**BRIEF**
Would you copy only the lines below, beginning with the one that contains "Extract the structured" and running through the last entry line?

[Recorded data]
'''

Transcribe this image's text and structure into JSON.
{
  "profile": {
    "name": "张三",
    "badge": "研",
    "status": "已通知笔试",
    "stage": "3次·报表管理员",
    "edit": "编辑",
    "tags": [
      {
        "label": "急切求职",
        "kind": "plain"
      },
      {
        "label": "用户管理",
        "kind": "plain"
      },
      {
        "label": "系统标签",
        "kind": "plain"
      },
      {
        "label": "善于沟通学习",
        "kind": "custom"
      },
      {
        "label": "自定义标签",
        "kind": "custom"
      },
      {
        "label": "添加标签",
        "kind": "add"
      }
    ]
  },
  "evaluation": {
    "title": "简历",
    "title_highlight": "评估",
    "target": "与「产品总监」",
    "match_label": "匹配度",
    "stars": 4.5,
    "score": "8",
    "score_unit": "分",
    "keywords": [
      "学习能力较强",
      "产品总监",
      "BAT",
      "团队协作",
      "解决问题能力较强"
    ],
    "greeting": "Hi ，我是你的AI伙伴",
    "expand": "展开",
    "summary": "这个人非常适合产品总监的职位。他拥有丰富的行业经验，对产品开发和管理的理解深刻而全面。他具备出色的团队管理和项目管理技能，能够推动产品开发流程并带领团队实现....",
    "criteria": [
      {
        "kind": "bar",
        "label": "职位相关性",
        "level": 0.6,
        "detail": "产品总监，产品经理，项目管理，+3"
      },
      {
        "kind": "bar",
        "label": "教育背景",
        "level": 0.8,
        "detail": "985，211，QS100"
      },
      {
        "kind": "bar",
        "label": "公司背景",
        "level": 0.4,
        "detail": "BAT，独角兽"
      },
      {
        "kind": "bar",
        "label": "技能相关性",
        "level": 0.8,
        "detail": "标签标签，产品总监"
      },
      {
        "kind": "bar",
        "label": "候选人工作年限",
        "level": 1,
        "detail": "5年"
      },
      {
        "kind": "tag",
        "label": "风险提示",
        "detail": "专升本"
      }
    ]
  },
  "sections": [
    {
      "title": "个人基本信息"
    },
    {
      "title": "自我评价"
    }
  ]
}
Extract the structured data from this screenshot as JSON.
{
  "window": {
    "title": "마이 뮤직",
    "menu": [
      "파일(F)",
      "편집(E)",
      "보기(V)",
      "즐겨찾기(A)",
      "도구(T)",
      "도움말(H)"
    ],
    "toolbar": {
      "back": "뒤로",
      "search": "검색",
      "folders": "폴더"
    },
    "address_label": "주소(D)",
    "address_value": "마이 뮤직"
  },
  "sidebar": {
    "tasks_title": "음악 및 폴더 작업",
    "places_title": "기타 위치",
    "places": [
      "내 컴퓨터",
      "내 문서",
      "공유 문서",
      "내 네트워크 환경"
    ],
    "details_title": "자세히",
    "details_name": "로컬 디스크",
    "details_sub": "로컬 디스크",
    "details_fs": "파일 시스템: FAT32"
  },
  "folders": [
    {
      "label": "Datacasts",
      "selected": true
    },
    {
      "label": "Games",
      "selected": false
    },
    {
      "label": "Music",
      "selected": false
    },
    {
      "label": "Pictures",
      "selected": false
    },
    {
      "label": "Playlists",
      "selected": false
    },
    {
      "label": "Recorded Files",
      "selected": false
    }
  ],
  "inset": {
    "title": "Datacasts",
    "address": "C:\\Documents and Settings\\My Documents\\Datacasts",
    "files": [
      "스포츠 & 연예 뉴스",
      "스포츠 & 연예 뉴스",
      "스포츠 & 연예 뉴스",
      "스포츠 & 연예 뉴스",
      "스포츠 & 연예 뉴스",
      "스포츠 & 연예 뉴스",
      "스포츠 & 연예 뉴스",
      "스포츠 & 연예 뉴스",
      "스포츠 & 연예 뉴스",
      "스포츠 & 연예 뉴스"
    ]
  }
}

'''

**EXERCISE RESULT**
Extract the structured data from this screenshot as JSON.
{
  "window": {
    "title": "마이 뮤직",
    "menu": [
      "파일(F)",
      "편집(E)",
      "보기(V)",
      "즐겨찾기(A)",
      "도구(T)",
      "도움말(H)"
    ],
    "toolbar": {
      "back": "뒤로",
      "search": "검색",
      "folders": "폴더"
    },
    "address_label": "주소(D)",
    "address_value": "마이 뮤직"
  },
  "sidebar": {
    "tasks_title": "음악 및 폴더 작업",
    "places_title": "기타 위치",
    "places": [
      "내 컴퓨터",
      "내 문서",
      "공유 문서",
      "내 네트워크 환경"
    ],
    "details_title": "자세히",
    "details_name": "로컬 디스크",
    "details_sub": "로컬 디스크",
    "details_fs": "파일 시스템: FAT32"
  },
  "folders": [
    {
      "label": "Datacasts",
      "selected": true
    },
    {
      "label": "Games",
      "selected": false
    },
    {
      "label": "Music",
      "selected": false
    },
    {
      "label": "Pictures",
      "selected": false
    },
    {
      "label": "Playlists",
      "selected": false
    },
    {
      "label": "Recorded Files",
      "selected": false
    }
  ],
  "inset": {
    "title": "Datacasts",
    "address": "C:\\Documents and Settings\\My Documents\\Datacasts",
    "files": [
      "스포츠 & 연예 뉴스",
      "스포츠 & 연예 뉴스",
      "스포츠 & 연예 뉴스",
      "스포츠 & 연예 뉴스",
      "스포츠 & 연예 뉴스",
      "스포츠 & 연예 뉴스",
      "스포츠 & 연예 뉴스",
      "스포츠 & 연예 뉴스",
      "스포츠 & 연예 뉴스",
      "스포츠 & 연예 뉴스"
    ]
  }
}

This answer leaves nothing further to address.